Una Mullally: Twitter shows how to lose friends and influence nada
‘At what point does the grief outweigh the positives you gain from Twitter?’
Twitter trading on the New York Stock Exchange: “People now scoff at Twitter’s inability to pivot or diversify or evolve or monetise or find a workable business model.” Photograph: Reuters/Brendan McDermid
Twitter is dying! Or so every article about Twitter has begun since its inception. But it’s January, which means the now annual tradition of friends swearing off social media and going on digital detoxes is all go.
People talk of deleting their Facebook accounts, or give out about Twitter embroiling them in pointless arguments, or try to see the attraction of Snapchat, or use Instagram more than usual, because, let’s face it, when it comes to taking in endless information, sometimes it’s just nicer to look at the pictures.
In February, I’ll have been using Twitter for eight years. What did I gain from it? Not much. Speedier access to breaking news; a few jokes that made me go “ha!” before forgetting about them a few seconds later; a dubiously depleted attention span; a scrolling addiction (better than other addictions, in fairness); the ability to know what a celebrity is doing on a Wednesday afternoon.
It’s not a waste of time, right?
I’m not sure what the tipping point for Twitter turning bad was. But like much of the discourse in our world and our time, it has certainly gone all weird and screamy.
If you have over a certain number of followers (I don’t know where the line is, but let’s say 20,000 or more), things get especially weird. You wake up in the morning and your phone tells you you suck at your job, or you’re WRONG, or hopefully provides a short video of a spectacular goal someone scored the previous evening.
For years now, people have been becoming “profiles” and “brands”, which is strange. What do we do when given the ability to mouth off about anything we want at any time of day? Stupid, inane stuff, mostly.

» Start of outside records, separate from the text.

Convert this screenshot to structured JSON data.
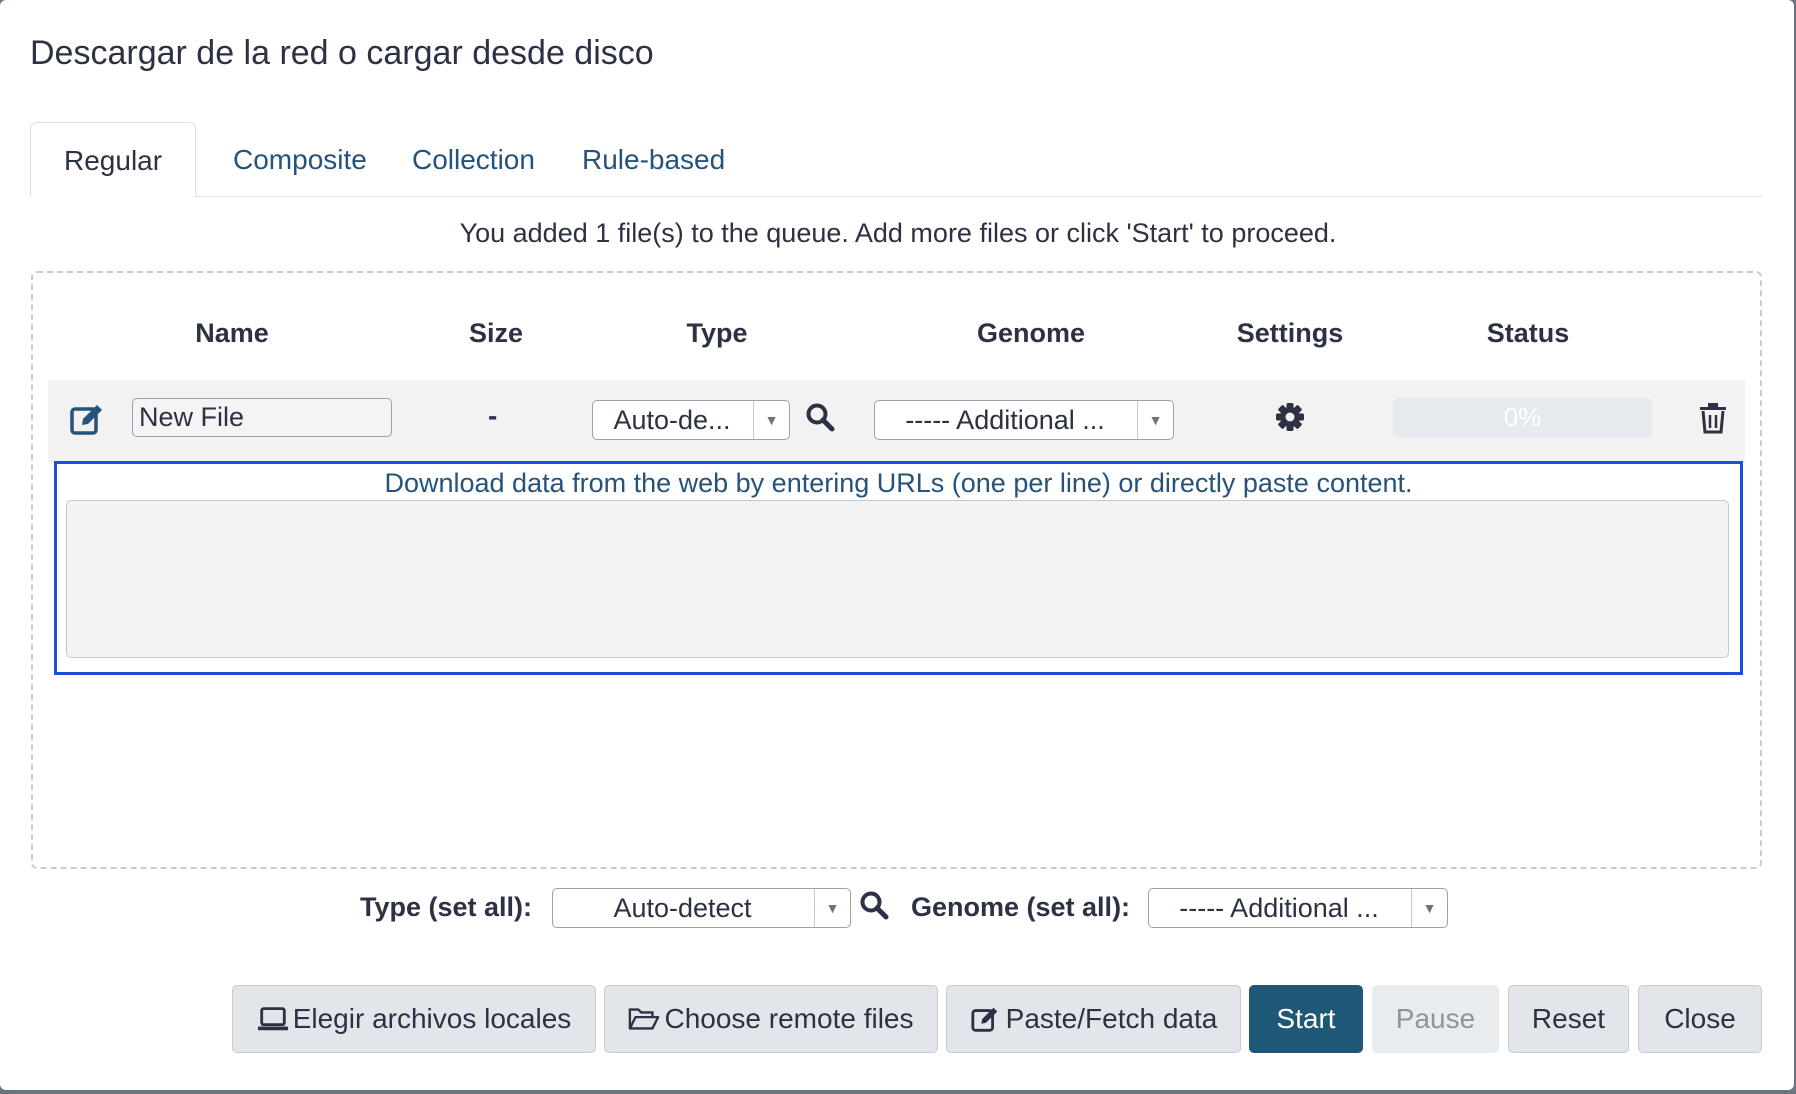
{
  "dialog": {
    "title": "Descargar de la red o cargar desde disco"
  },
  "tabs": [
    {
      "label": "Regular",
      "active": true
    },
    {
      "label": "Composite",
      "active": false
    },
    {
      "label": "Collection",
      "active": false
    },
    {
      "label": "Rule-based",
      "active": false
    }
  ],
  "queue_message": "You added 1 file(s) to the queue. Add more files or click 'Start' to proceed.",
  "table": {
    "columns": [
      "Name",
      "Size",
      "Type",
      "Genome",
      "Settings",
      "Status"
    ]
  },
  "file_row": {
    "name": "New File",
    "size": "-",
    "type": "Auto-de...",
    "genome": "----- Additional ...",
    "progress_text": "0%",
    "progress_fraction": 0,
    "icons": [
      "edit-icon",
      "search-icon",
      "gear-icon",
      "trash-icon"
    ]
  },
  "paste": {
    "hint": "Download data from the web by entering URLs (one per line) or directly paste content.",
    "content": ""
  },
  "set_all": {
    "type_label": "Type (set all):",
    "type_value": "Auto-detect",
    "genome_label": "Genome (set all):",
    "genome_value": "----- Additional ..."
  },
  "buttons": {
    "local_files": "Elegir archivos locales",
    "remote_files": "Choose remote files",
    "paste_fetch": "Paste/Fetch data",
    "start": "Start",
    "pause": "Pause",
    "reset": "Reset",
    "close": "Close"
  },
  "colors": {
    "primary": "#1f5777",
    "link": "#25537b",
    "focus_border": "#1c4fd8"
  }
}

For many people, the point of having a “presence” on Twitter is to accrue followers, and thus “influence”. Having accrued such “influence”, your voice and opinions gain a larger platform. Yet it becomes increasingly difficult and undesirable to use that platform due to the kickback from all of these followers you’ve accrued. This is the central paradox of Twitter “influence”: the more followers you gain from speaking your mind, the less able you are to speak it.
Opinion and reaction online is now a pitched battle. The expulsion of nuance and eradication of grey areas has created a type of discourse that is loud, obnoxious and often short on facts. In a private conversation, if you and a friend are teasing out an issue and have varying opinions on that matter, the face-to-face interaction, nuances, back and forths and dissection of the issue might sway your point of view. “I see where you’re coming from,” you might say, or “I get that, but what about this?”
Online, in a public forum, people protect their opinions like angry farmers protect their sheep from foxes; with violence, paranoia, barriers and weaponry. It is much more difficult to take on board a different point of view when you’ve already laid yours out for all to see. The action of rolling back is hard when everyone is watching because people don’t want to lose face. Instead, they dig in and shout at each other.
Every day I block and mute multiple people who insult me (often using vile language), or express views to me that are racist, homophobic, sexist and so on. At what point does the grief you get outweigh the positives you gain from Twitter? I don’t know, but it’s on the horizon, encroaching. Twitter has failed repeatedly and spectacularly to address harassment on its platform. This is why Twitter will actually ultimately “die” (whatever form that death takes) in the next few years. This is the pivot that never happened.
I can’t imagine how hard it is make people not be idiots, but Twitter definitely hasn’t figured it out. So it’s not surprising that nice, smart, reasonable people are leaving Twitter; who wants to hang out with a load of loudmouth racists or hysterical sexists? Online conversation is spring-loaded, constantly coiled, snake-like in strike pose, ready to lunge at anything vaguely resembling threat, invasion or simply just standing there.
It’s also interesting how the disrupter has become the disruptable. Twitter not knowing how to survive is like “old” media in timelapse. Once upon a time, Twitter advocates scoffed at the clunky old ways of legacy media. Now people scoff at Twitter’s inability to pivot or diversify or evolve or monetise or find a workable business model.
What has happened in a world of megaphones is that the loudest ones win (so far), and the quieter, more interesting sounds are drowned out in a chorus of feedback, ear-splitting white noise and sirens. People who are in charge of social media platforms seem to have attitudes that hate speech, bullying, and creating spaces for radicalising people are all just part of the fabric of the internet and are somehow immovable markers, instead of taking those things as unacceptable elements that should be the exception, not the rule.
It’s often said that the internet is in its juvenile period and will grow out of the adolescent mood swings that typify much of its standard of conversation. But we’ve been waiting for that growth spurt for a while, and it hasn’t happened. If anything, online discourse has become even more of a crazed version of “real life” chatter.
That’s tiring. It’s no wonder measured people are getting sick of it.